This is the headline on a great column by Nicholas Kristof in the NYT. What was obvious from the beginning was that the Egyptian popular uprising posed terrible problems for the US, which has spent 30 years cosying up to Mubarak and his thugs (who, among other things, have been very obliging in providing torture services in circumstances where the CIA has been too squeamish). It seems only yesterday that Hilary Clinton was describing the Mubarak regime as “stable”. Kristof points out that not only are the Obama crowd way behind the Egyptian curve, but by making a big deal of their success in persuading the old brute not to run for election they have actually made a bad situation worse for US interests in the longer run. It’s astonishing to watch a powerful and supposedly intelligent Administration make such idiotic decisions. First their response to WikiLeaks. Now this. But let’s hear Kristof on the matter:
I’m afraid that too many Egyptian and American officials have been spending their time talking to each other, and not enough time talking to grassroots Egyptians in Tahrir Square and elsewhere. Everybody I’ve interviewed in Tahrir has said that as a starting point, Mubarak has to resign. Now! People aren’t going to be placated by him saying that he won’t run again – especially since it was never clear that he planned to do so anyway.
Fundamentally, what Egyptians want is not just a change in the individual at the top – although they want that – but also a change in the system. They want a democracy. They want a voice. They want an end to corruption. And now that they’ve found their voices, I don’t think they’re going to be easily silenced.
I’m also struck that the anger at Mubarak is growing. At first, the demands were simply that he leave office. But today on Tahrir, I heard people say and saw signs saying that he should be exiled, put on trial, or even executed. One dramatic sign showed Mubarak in a hangman’s noose.
The point is that there is zero confidence in Mubarak. So the idea that Egyptians would trust him to rule for months more, and possibly engineer a succession to a Mubarak clone, is preposterous.

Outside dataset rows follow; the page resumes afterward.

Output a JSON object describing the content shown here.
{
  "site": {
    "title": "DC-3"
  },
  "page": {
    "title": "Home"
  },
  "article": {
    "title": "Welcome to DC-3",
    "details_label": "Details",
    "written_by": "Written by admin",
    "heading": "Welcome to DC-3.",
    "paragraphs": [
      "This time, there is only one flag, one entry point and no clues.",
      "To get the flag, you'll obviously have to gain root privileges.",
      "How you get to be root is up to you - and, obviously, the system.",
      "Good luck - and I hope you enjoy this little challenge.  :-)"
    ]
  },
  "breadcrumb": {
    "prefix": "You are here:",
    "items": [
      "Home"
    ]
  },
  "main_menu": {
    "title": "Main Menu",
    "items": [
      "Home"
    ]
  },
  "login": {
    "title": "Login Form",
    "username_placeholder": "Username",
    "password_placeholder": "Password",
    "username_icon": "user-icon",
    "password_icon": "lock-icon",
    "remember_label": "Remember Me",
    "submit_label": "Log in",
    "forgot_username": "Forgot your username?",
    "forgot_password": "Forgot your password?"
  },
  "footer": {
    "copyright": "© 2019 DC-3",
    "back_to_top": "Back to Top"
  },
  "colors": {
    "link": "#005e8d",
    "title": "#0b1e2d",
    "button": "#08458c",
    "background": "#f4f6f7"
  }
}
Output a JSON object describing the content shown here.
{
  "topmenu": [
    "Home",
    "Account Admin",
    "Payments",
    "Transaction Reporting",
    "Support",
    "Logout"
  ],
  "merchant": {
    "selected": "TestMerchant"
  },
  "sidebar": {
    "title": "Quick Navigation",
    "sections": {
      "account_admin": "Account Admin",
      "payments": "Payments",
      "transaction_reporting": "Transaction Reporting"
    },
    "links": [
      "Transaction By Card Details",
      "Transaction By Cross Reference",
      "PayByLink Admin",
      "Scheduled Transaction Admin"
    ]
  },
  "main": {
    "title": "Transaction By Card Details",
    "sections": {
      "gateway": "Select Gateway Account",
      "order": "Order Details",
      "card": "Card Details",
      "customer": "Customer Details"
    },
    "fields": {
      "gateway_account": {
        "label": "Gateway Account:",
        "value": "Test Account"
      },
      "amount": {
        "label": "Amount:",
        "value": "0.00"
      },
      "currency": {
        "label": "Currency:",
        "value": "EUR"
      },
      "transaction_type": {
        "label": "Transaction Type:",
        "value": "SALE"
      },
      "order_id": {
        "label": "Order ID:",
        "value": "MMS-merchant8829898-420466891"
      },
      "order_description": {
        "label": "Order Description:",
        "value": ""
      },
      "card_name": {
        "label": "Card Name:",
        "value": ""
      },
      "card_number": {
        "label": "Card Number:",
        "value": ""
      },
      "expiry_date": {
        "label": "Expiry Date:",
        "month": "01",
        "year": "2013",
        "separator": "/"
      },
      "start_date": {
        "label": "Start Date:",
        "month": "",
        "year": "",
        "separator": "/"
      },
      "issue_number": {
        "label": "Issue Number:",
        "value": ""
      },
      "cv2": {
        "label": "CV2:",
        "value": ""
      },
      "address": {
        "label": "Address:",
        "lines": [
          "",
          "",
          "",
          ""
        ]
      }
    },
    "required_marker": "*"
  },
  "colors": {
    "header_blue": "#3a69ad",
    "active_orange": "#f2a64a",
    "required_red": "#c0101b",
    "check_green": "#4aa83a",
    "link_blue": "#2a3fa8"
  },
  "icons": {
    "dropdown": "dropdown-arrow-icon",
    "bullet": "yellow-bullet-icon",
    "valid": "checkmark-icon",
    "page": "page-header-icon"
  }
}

I also fear that this choreography – sending former diplomat Frank Wisner (whom I admire) to get Mubarak to say he won’t run for reelection — will further harm America’s image. This will come across in Egypt as collusion between Obama and Mubarak to distract the public with a half step; it will be interpreted as dissing the democracy movement once again. This will feed the narrative that it’s the United States that calls the shots in the Mubarak regime, and that it’s the United States that is trying to outmaneuver the democracy movement. In effect, we have confirmed to a suspicious Egyptian public that we are in bed with Mubarak and trying to perpetuate his regime (even without him at the top) in defiance of a popular democratic movement.
LATER: This interesting piece by Craig Scott in openDemocracy:
On the Egypt front, Luke Johnson in the American Independent reminded us of Secretary of State Clinton’s interview with Al Arabiya TV in Egypt in March 2009.2 Clinton engaged in downplaying to the point of virtual dismissal the relevance of the annual Department of State’s country report on the human rights situation in Egypt. That 2008 report (published in early 2009) discusses in considerable detail the extensive and systemic use of torture by the police and security services in Egypt. That apparatus has been instrumental to sustaining Mubarak in power for the past 30 years (not to mention to the US’ outsourcing of torture-for-intelligence). In response to a journalist’s question, Clinton commented, “We issue these reports on every country. We consider Egypt to be a friend and we engage in very forthright conversations with our friends. And so we hope that it will be taken in the spirit in which it is offered, that we all have room for improvement.”